Los Angeles-based composer Dante de Silva is a colleague of Mr. McCullough and three of the 35-year old composer’s works were offered. There were an eclectic mix, the first (“Shiburi”) written as a memorial to the late Humboldt County pianist Deborah Clasquin. Its slow wandering motive over four minutes didn’t lead to any concrete conclusions, and the amorphous “Padua” from the “Drive Through Etudes” (2006) was equally unappealing.

Closing the first half was Mr. De Silva’s nervous and pontilistic Piano Sonata No. 1 (“Arcata”), brilliantly played by Mr. McCullough. The episodic Moderato ritimico first movement featured repeated staccato chords in the treble, sections leaping all over like jumping beans. The arpeggios in the poetic middle section were elegant. Mr. McCullough’s attention to detail was everywhere evident in the middle movement, phrases overlapping with the pedal and small cascades of notes in the left hand telling. Bird call effects ended this haunting Largo.

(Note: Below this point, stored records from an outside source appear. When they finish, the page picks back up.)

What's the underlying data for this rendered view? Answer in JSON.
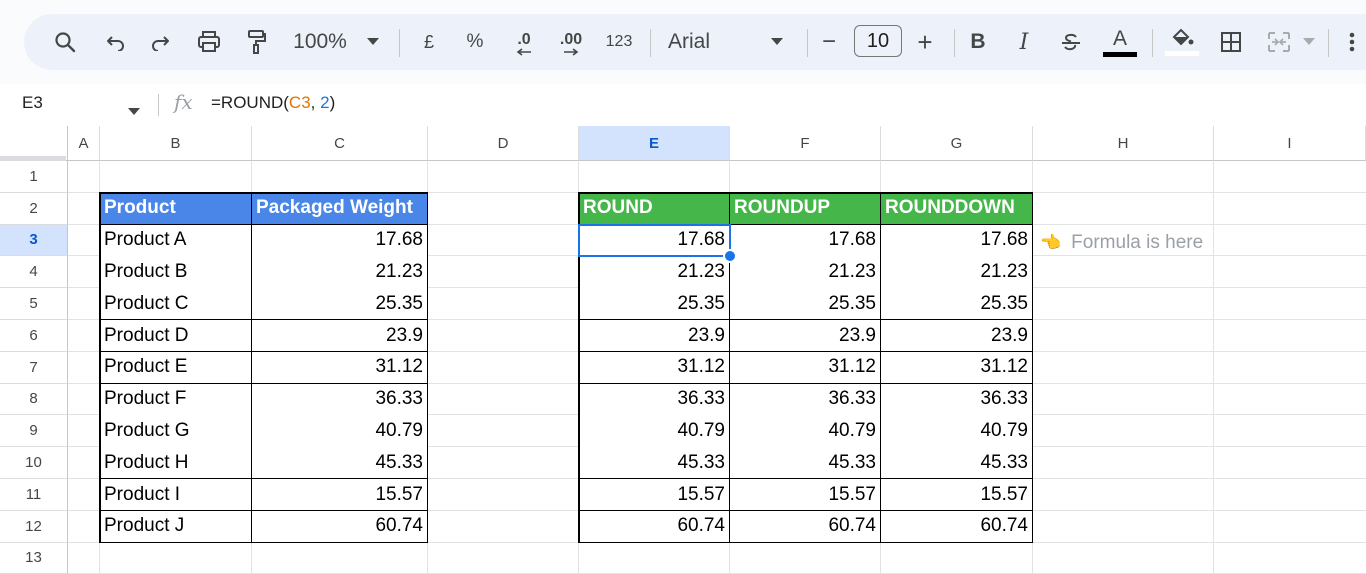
{
  "toolbar": {
    "zoom": "100%",
    "currency": "£",
    "percent": "%",
    "dec_decrease": ".0",
    "dec_increase": ".00",
    "number_format": "123",
    "font_name": "Arial",
    "font_size": "10",
    "minus": "−",
    "plus": "+",
    "bold": "B",
    "italic": "I",
    "text_color_letter": "A"
  },
  "formula_bar": {
    "name_box": "E3",
    "fx": "fx",
    "formula_prefix": "=ROUND(",
    "formula_ref": "C3",
    "formula_comma": ", ",
    "formula_num": "2",
    "formula_suffix": ")"
  },
  "columns": [
    "A",
    "B",
    "C",
    "D",
    "E",
    "F",
    "G",
    "H",
    "I"
  ],
  "rows": [
    "1",
    "2",
    "3",
    "4",
    "5",
    "6",
    "7",
    "8",
    "9",
    "10",
    "11",
    "12",
    "13"
  ],
  "selected_column": "E",
  "selected_row": "3",
  "table1": {
    "headers": [
      "Product",
      "Packaged Weight"
    ],
    "rows": [
      [
        "Product A",
        "17.68"
      ],
      [
        "Product B",
        "21.23"
      ],
      [
        "Product C",
        "25.35"
      ],
      [
        "Product D",
        "23.9"
      ],
      [
        "Product E",
        "31.12"
      ],
      [
        "Product F",
        "36.33"
      ],
      [
        "Product G",
        "40.79"
      ],
      [
        "Product H",
        "45.33"
      ],
      [
        "Product I",
        "15.57"
      ],
      [
        "Product J",
        "60.74"
      ]
    ]
  },
  "table2": {
    "headers": [
      "ROUND",
      "ROUNDUP",
      "ROUNDDOWN"
    ],
    "rows": [
      [
        "17.68",
        "17.68",
        "17.68"
      ],
      [
        "21.23",
        "21.23",
        "21.23"
      ],
      [
        "25.35",
        "25.35",
        "25.35"
      ],
      [
        "23.9",
        "23.9",
        "23.9"
      ],
      [
        "31.12",
        "31.12",
        "31.12"
      ],
      [
        "36.33",
        "36.33",
        "36.33"
      ],
      [
        "40.79",
        "40.79",
        "40.79"
      ],
      [
        "45.33",
        "45.33",
        "45.33"
      ],
      [
        "15.57",
        "15.57",
        "15.57"
      ],
      [
        "60.74",
        "60.74",
        "60.74"
      ]
    ]
  },
  "note": {
    "icon": "pointing-hand-icon",
    "text": "Formula is here"
  },
  "colors": {
    "header_blue": "#4a86e8",
    "header_green": "#45b649",
    "selection": "#1a73e8"
  }
}
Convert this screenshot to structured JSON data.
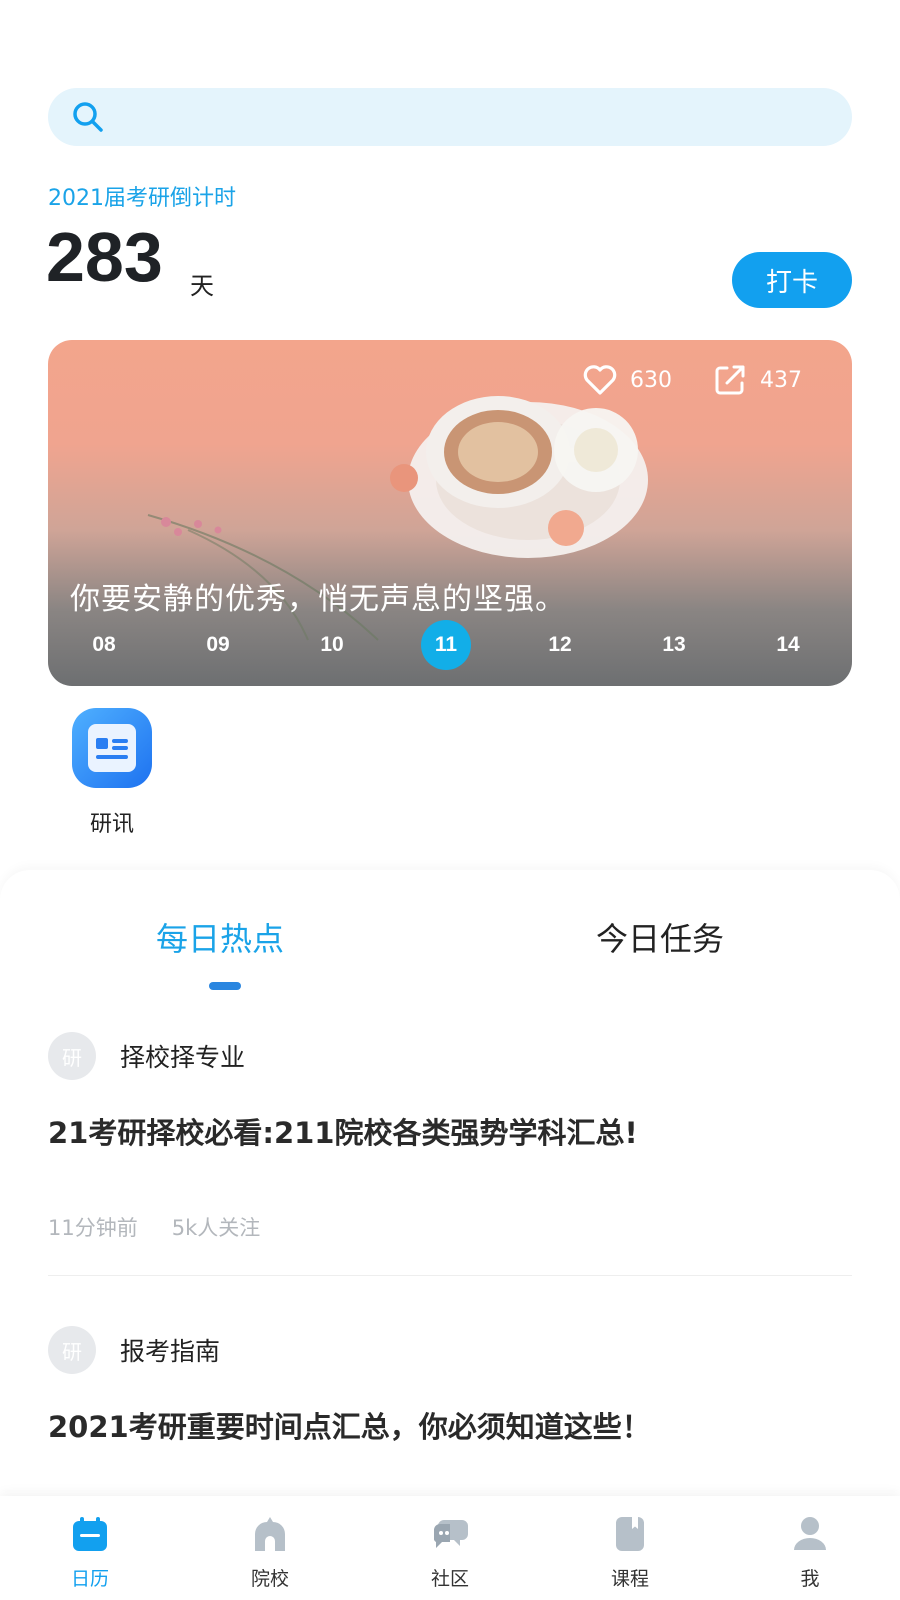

In his spoken notes to the audience the pianist said the finale had a calypso character but if it was there, it was for me lost in the pulsating toccata movement, rhythmic power clearly the goal. Mr. McCullough’s technique was equal to the arduous task, his close hand positions and crossovers going by at high speed. Two forte bass notes announced the coda and the pianist drove everything into a whirlwind conclusion. He identifies with this music and made a compelling case for it.

Beethoven’s final Sonata in C Minor, Op. 111, occupied the program’s last half and received a reading full of dramatic effects and deep feeling. This monumental work was long ago thought to be reserved for pianists of extended years, but Mr. McCullough’s conception easily contradicted this belief. It was a muscular performance, the fugal section almost raucous in places. A deep and overly loud left hand C major chord led through a long pause to the Arietta, one of Beethoven’s greatest creations. The pianist kept an even tempo through the variations and the long strings of trills were played with a deft rise and fall. Mr. McCullough is a modern pianist and the repeats were always played the same. The composer and interpreter delivered peace in this sublime composition.

At the stately three-bar conclusion, the tones dying away, the audience seemed mesmerized and there was no sound in the room for 12 seconds. A standing ovation erupted but no encore was offered.

The reviewer is the producer of the Concerts Grand series.